To support your pot add two stainless steel bicycle spokes and you have a durable and light stand/windscreen.

Edited by clbowden on 08/03/2007 10:16:02 MDT.

ian wright
(ianwright) - F

Locale: Photo - Mt Everest - 1980
pot support on 08/04/2007 01:53:20 MDT Print View

Hi. I only carry platypus 'bottles' so can't do that. Plus I also try and keep all the cooking gear together as much as possible. My alcohol burner, spoon and knife also fit in the pot plus little things like matches or whatever.
The good thing about this design is that the two parts of the wind shield are under compression when stored inside the pot so push up against the side of the pot and take up virtually no space, except the tabs that stick out but even for those I put that piece in with the tabs down at the bottom of the pot thus out of the way.

Ben 2 World
(ben2world) - MLife

Locale: So Cal
Windscreen on 08/07/2007 11:52:34 MDT Print View

I too use Platy's and store my kitchen stuff the way Ian does.

Ian -- how heavy are the two sections of your windscreen? Which brand and size coffee can did you use?

ian wright
(ianwright) - F

Locale: Photo - Mt Everest - 1980
Coffee can wind shield on 08/07/2007 18:41:03 MDT Print View
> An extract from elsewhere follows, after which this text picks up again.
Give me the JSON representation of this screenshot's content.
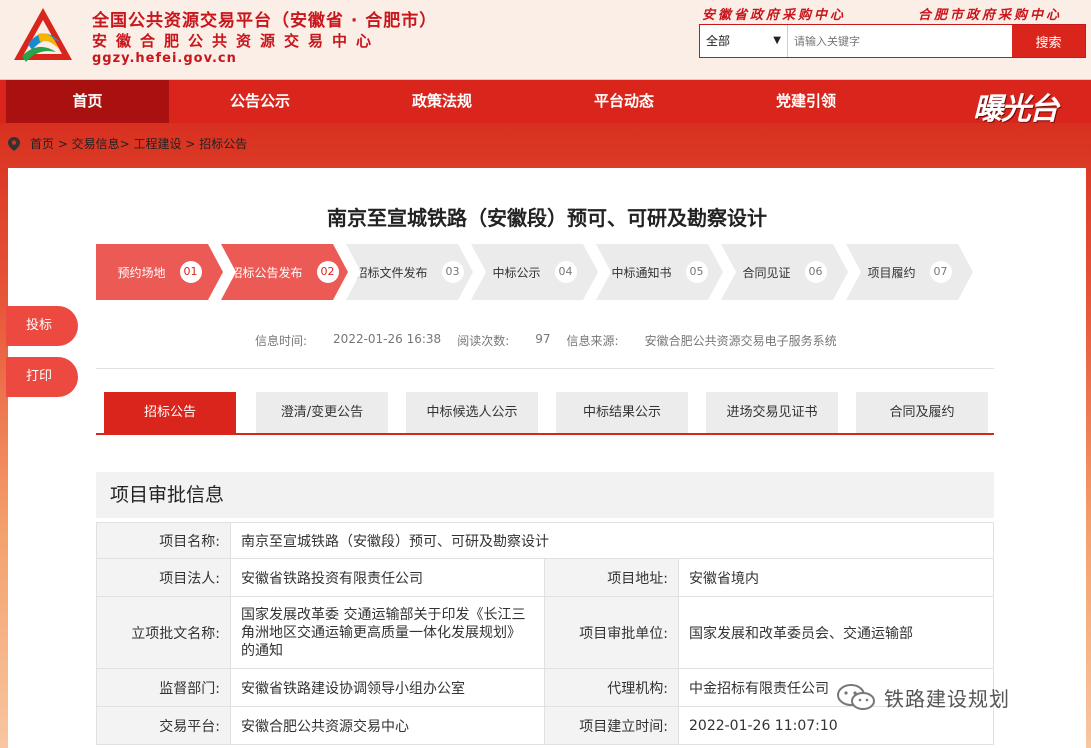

Down here in Australia the coffee brand is International Roast. The main thing is the diameter of the can is 5 inches (127mm) and the weight of the 2 parts is 4oz (110g).
I really only made this as a design exercise which worked as I think the design and concept are exactly what I want. Whether or not 4oz is light I'm not sure, I want to make the final product out of aluminium which is thicker but may weigh the same. Being made out of a tin can, I think this prototype may not last too long as doesn't the tin coating burn off and then the steel will rust?